In any case, I’m drawn more to figures than fields. The book takes up Schele’s figure of the edgewalker, a generative spirit and scientific artist who remakes the past with loving genius. It’s a story about culture and history as tricksters themselves. And it’s an insistence that anthropology amounts to the spiritual work and play of walking alongside them anyway. I’m doing my best to walk alongside Schele, a surrealist artist who, after a loving encounter with the site of Palenque, helped to decipher Maya hieroglyphs and popularize decipherment. Schele’s work, in part, was that of the charismatic leader; she drew a public to decipherment as she reanimated ancient Maya lords, giving them soulful form and force in the present. I treat her remaking of the past as an artistic refusal of stark distinctions between living and dead, religion and science, or past and present. She edgewalked each of these ostensible divides, constructing herself quite deliberately as a thinker who remade the center of a field from its horizon. I don’t know that Schele ever sharpened a Marshalltown, but she, nevertheless, found herself on a cutting edge.
When I close the book on this project, I’ll send a copy to Gillespie. I hope she’ll see it as an elegy for a woman I never knew, as a counter-prestation, and as an effort to put a fragmented self, or two, back together.
Berlin, Isaiah. 1953. The Hedgehog and the Fox. London: Weidenfeld and Nicolson.
Callon, Michel. 1986. “Some Elements of a Sociology of Translation: Domestication of the Scallops and the Fishermen of Saint Brieuc Bay.” In Power, Action and Belief: a New Sociology of Knowledge?, edited by John Law, 196-233. London: Routledge and Kegan Paul.
Flannery, Kent V. 1982. “The Golden Marshalltown: A Parable for the Archaeology of the 1980s.” American Anthropologist 84 (2):265-278.
Kawa, Nicholas C., Chris McCarty, José A. Clavijo Michelangeli, and Jessica Clark. 2016. “The Social Network of U.S. Academic Anthropology.” Annual Meeting of the American Anthropological Association, Minneapolis, MN.

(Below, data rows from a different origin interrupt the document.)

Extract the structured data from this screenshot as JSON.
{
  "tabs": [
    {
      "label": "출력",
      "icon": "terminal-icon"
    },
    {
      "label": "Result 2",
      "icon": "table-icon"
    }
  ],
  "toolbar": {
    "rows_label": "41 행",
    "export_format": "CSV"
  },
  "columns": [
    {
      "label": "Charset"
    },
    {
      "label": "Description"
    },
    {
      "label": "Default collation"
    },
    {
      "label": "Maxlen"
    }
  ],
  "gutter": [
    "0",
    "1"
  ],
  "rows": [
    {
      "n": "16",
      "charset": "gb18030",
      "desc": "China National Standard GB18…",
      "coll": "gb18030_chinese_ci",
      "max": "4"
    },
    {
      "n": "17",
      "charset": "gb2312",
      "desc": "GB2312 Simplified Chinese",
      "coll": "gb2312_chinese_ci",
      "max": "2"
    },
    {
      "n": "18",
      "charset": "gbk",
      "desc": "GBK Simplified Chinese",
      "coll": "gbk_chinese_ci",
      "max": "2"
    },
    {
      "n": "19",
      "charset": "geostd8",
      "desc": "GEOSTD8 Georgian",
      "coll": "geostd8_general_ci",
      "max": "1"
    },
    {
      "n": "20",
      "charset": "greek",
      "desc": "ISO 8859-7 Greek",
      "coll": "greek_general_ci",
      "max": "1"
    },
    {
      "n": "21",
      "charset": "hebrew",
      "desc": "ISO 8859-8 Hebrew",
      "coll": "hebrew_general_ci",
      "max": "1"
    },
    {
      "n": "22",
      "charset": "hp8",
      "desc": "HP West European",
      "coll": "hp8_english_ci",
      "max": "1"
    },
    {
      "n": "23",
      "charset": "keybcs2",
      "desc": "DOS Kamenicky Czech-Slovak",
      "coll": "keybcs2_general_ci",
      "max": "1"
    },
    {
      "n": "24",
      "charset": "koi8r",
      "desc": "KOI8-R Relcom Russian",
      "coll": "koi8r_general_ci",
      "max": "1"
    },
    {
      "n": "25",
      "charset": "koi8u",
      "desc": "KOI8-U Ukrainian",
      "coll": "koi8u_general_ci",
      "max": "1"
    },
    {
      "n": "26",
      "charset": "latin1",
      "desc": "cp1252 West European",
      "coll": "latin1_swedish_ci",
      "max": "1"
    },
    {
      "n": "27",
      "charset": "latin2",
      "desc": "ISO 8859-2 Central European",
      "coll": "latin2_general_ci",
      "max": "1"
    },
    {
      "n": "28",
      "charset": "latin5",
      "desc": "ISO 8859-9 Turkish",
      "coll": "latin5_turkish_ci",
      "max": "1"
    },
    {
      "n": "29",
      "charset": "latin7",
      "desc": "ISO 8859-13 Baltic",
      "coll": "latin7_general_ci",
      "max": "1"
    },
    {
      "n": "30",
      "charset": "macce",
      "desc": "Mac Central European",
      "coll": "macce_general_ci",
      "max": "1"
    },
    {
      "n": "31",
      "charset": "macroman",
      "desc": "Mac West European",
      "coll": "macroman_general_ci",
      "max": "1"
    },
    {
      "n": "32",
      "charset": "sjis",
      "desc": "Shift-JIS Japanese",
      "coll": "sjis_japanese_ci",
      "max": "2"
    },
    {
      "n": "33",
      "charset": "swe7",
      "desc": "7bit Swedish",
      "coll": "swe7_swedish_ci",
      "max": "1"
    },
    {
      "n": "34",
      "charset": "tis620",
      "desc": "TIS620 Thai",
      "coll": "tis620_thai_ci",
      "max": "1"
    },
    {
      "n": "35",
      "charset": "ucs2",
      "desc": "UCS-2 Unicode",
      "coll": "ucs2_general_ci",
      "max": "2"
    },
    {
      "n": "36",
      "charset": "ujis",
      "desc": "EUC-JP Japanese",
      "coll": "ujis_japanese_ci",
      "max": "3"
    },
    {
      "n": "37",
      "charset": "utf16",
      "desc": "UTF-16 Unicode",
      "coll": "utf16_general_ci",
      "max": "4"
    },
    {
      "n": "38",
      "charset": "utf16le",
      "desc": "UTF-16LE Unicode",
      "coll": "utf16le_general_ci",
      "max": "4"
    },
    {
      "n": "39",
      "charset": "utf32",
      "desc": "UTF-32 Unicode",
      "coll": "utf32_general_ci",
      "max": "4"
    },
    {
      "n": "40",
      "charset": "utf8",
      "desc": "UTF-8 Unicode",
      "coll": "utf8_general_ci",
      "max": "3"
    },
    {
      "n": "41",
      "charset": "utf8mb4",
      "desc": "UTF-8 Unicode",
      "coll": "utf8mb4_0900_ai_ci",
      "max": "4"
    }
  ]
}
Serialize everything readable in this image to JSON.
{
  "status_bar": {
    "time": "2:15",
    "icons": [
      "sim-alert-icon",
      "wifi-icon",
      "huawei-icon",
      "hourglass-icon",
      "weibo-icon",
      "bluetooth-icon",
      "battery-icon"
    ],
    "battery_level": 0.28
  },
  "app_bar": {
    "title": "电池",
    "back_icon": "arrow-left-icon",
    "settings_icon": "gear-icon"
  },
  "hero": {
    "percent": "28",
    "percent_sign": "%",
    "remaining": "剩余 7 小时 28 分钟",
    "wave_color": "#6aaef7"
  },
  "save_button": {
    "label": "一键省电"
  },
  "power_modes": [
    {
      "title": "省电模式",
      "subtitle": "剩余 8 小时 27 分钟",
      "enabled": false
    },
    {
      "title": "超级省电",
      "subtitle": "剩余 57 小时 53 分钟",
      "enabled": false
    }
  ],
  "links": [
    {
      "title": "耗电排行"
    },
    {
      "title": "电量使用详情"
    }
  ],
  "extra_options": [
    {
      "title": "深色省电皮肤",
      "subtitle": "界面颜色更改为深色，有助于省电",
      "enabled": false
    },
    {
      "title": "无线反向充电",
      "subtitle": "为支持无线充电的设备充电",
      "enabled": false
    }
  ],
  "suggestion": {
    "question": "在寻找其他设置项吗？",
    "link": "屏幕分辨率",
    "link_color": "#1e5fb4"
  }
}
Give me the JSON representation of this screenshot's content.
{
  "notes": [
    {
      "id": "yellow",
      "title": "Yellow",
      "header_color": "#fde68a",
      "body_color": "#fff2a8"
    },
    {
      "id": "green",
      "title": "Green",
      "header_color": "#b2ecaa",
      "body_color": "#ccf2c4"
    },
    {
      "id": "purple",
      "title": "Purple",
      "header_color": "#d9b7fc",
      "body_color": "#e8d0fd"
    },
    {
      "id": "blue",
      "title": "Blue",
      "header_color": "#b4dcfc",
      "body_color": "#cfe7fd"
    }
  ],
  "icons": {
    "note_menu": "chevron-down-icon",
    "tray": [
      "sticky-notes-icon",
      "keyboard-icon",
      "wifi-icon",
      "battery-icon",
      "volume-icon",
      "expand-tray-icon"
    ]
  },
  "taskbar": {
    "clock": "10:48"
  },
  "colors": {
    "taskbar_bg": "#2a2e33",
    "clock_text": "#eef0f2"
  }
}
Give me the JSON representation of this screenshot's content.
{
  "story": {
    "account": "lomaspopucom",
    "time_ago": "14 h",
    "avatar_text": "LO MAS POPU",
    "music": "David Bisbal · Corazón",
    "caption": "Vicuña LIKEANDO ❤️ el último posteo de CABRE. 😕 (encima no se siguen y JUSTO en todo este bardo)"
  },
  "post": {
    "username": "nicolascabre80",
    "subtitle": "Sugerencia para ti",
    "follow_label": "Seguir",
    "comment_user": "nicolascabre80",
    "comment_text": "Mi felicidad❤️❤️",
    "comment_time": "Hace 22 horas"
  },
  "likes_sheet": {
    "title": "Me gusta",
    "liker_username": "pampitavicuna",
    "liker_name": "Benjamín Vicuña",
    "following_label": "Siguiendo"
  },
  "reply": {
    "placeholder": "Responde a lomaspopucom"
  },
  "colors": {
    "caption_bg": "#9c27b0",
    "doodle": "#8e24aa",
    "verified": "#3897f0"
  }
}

Stocking, George W. 1992. “The Ethnographer’s Magic: Fieldwork in British Anthropology from Tylor to Malinowski.” In The Ethnographer’s Magic and Other Essays in the History of Anthropology, 12-59. Madison: University of Wisconsin Press